▸ TASK OBJECTIVE
An exact reproduction of the records is required. Images must be left out.

▸ DATA RECORDS
== Segment start ==
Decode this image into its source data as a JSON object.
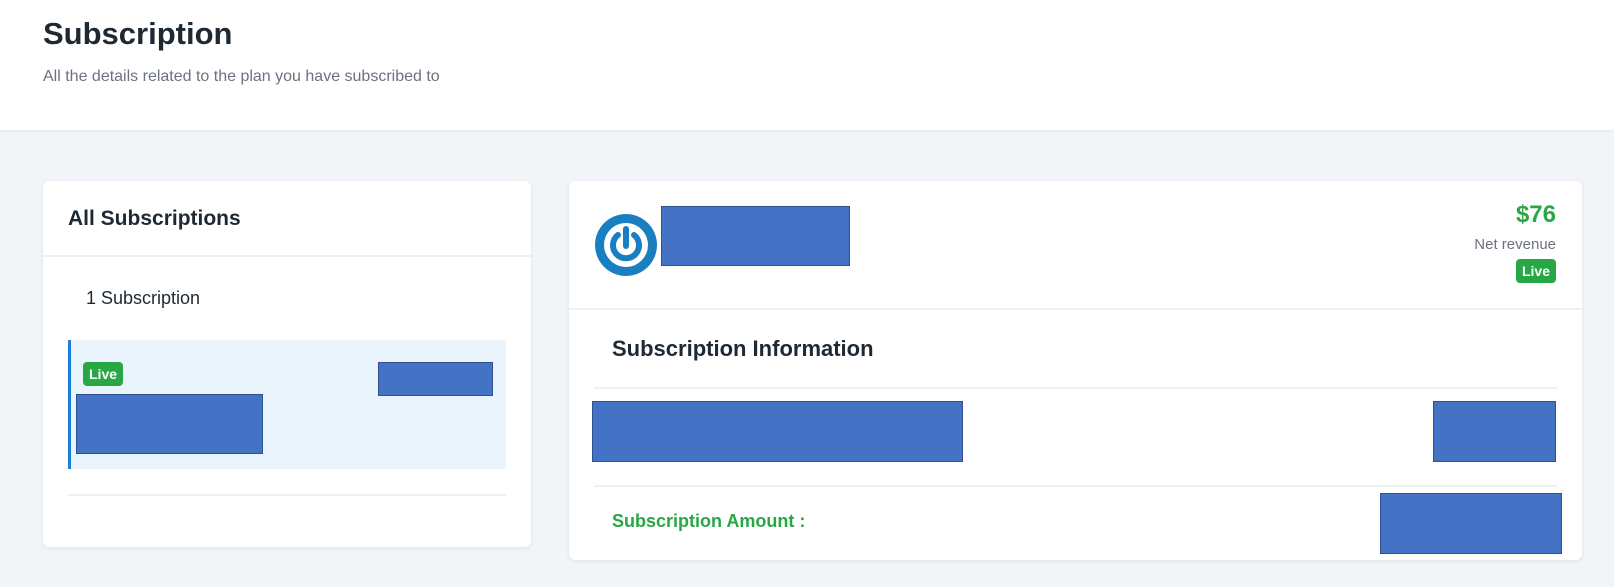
{
  "header": {
    "title": "Subscription",
    "subtitle": "All the details related to the plan you have subscribed to"
  },
  "subscriptions_panel": {
    "heading": "All Subscriptions",
    "count_label": "1 Subscription",
    "items": [
      {
        "status": "Live"
      }
    ]
  },
  "detail_panel": {
    "logo_icon": "power-icon",
    "net_revenue": "$76",
    "net_revenue_label": "Net revenue",
    "status": "Live",
    "info_heading": "Subscription Information",
    "amount_label": "Subscription Amount :"
  },
  "colors": {
    "accent_blue": "#1c7fd8",
    "live_green": "#28a745",
    "redaction_blue": "#4472c4",
    "background": "#f1f5f8"
  }
}
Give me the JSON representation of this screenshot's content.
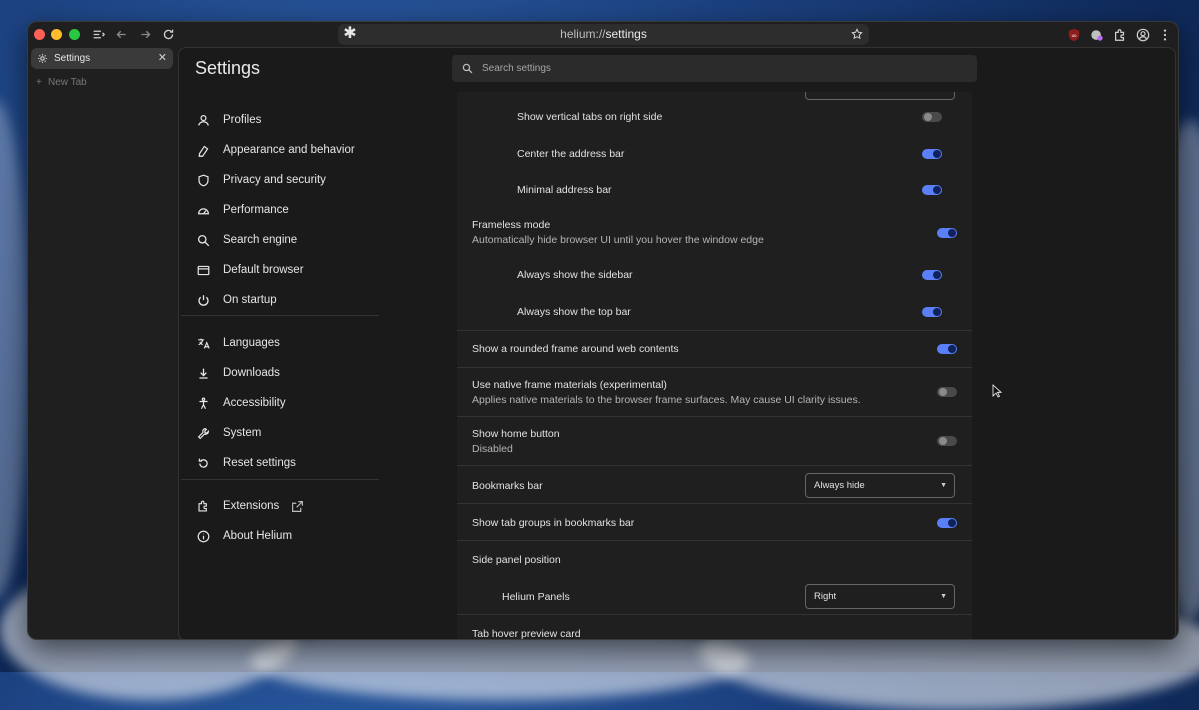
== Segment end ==
▸ RESPONSE AREA
Decode this image into its source data as a JSON object.
{
  "header": {
    "title": "Subscription",
    "subtitle": "All the details related to the plan you have subscribed to"
  },
  "subscriptions_panel": {
    "heading": "All Subscriptions",
    "count_label": "1 Subscription",
    "items": [
      {
        "status": "Live"
      }
    ]
  },
  "detail_panel": {
    "logo_icon": "power-icon",
    "net_revenue": "$76",
    "net_revenue_label": "Net revenue",
    "status": "Live",
    "info_heading": "Subscription Information",
    "amount_label": "Subscription Amount :"
  },
  "colors": {
    "accent_blue": "#1c7fd8",
    "live_green": "#28a745",
    "redaction_blue": "#4472c4",
    "background": "#f1f5f8"
  }
}
Give me the JSON representation of this screenshot's content.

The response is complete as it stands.